"Half the time when historians are writing, they're writing about the present," Foner told Business Insider. Because of that, the way historians have told the story of the Civil War has changed dramatically over the years. 

Right now we are in a moment where we can, again, try to set the story straight.


Until the Civil Rights Movement, slavery was taken out of the forefront of America's narrative of the Civil War. Confederate General Robert E. Lee was seen as a symbol of reconciliation and paired with Lincoln as a peacemaker, but of course, that was a narrow view.

It completely ignored Lee's thoughts about slavery, race, and politics. And perhaps more importantly, it ignored the political reality of the Confederacy.

robert e lee statue duke university


Damage is seen to the face of a statue of Confederate commander General Robert E. Lee at Duke University's Duke Chapel in Durham, North Carolina, U.S. August 17, 2017.

The Confederacy was a society that was built on slavery, that sent men to fight and die in the name of white supremacy. Slavery was in the Confederacy's founding documents. In a speech outlining the values of the new nation, Vice President Alexander Stephens repudiated the US Constitution, which claimed all men were created equal.

"Our new government is founded upon exactly the opposite idea; its foundations are laid, its corner- stone rests, upon the great truth that the negro is not equal to the white man; that slavery subordination to the superior race is his natural and normal condition. This, our new government, is the first, in the history of the world, based upon this great physical, philosophical, and moral truth."

But Foner has always found that to this day, especially in South, people insist on defending the nature of the Confederacy.


"You know I'm not accusing anyone here of anything," he said "There's not a single person here who owned a slave, it's not an affront. Just read what the secession convention said. If you want to honor your ancestors take their words seriously."

As one South Carolina secessionist, Edmund Bryan, said in 1850 - perverting the words of Revolutionary War hero Patrick Henry - "Give me slavery or give me death."

He wasn't, as many have said of President Donald Trump, to be taken literally not seriously. He wasn't sending an errant tweet. He was saying he'd rather die than give up his slaves.

What a nation can do 

During our conversation, Foner asked me: when Trump is talking about saving history and culture, whose culture is it?

He answered his own question: "Not black people's."

And, he said, "When these Republicans say 'Oh I'm against bigotry" this is baloney these guys have been playing on bigotry in subtly for years."
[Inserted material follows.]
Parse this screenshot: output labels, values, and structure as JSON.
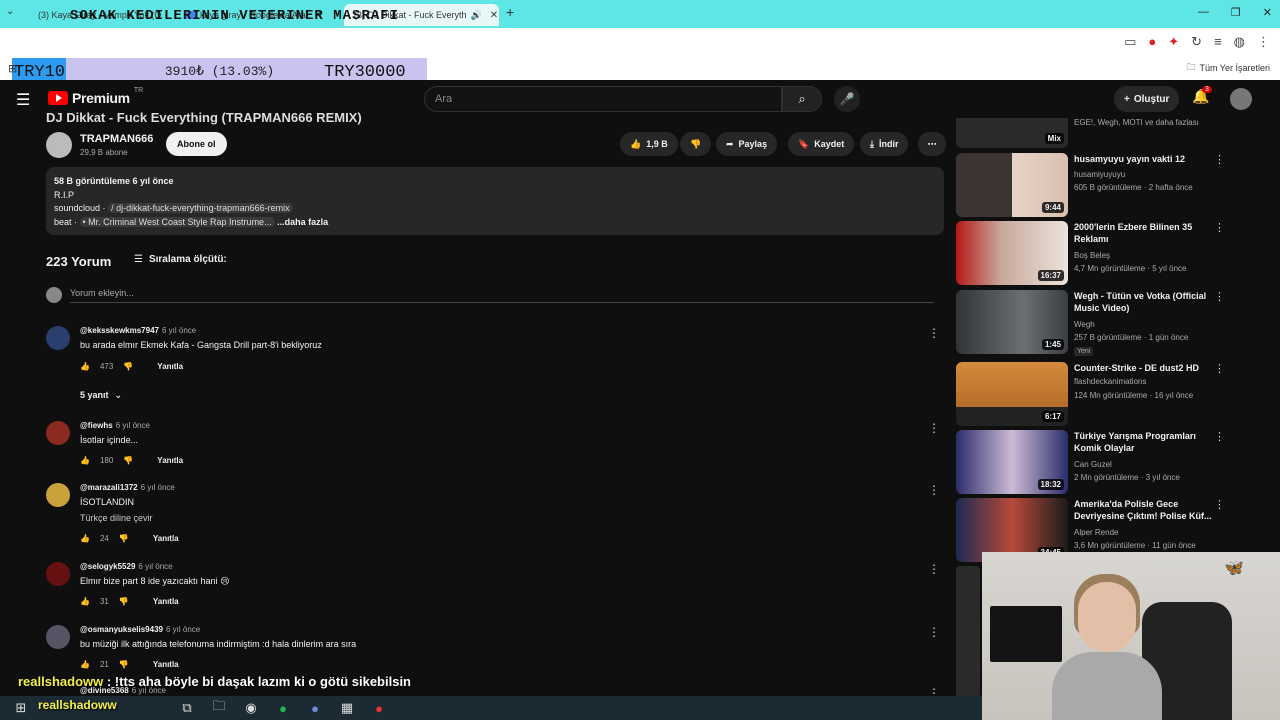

Republicans have known who they were talking to since the days of Nixon and Goldwater. They were talking to people upset about equality of opportunity for non-whites.


 The only way to stop this is to call these symbols what they are - symbols of white dominance and black subjugation. In fact, they're more than that - they're about subjugating anyone who isn't white and Christian, they're about subjugating Jewish people, Muslims, and the new immigrants that have come to this country. They're about giving legitimacy to the white supremacists who claimed these symbols for their own.

There is no way to give these statues new meaning until we give them their true meaning. It's time to take them down and put them where they belong, in places where we can contextualize why they were erected, and why they will never be glorified again.

This is an opinion column. The thoughts expressed are those of the author.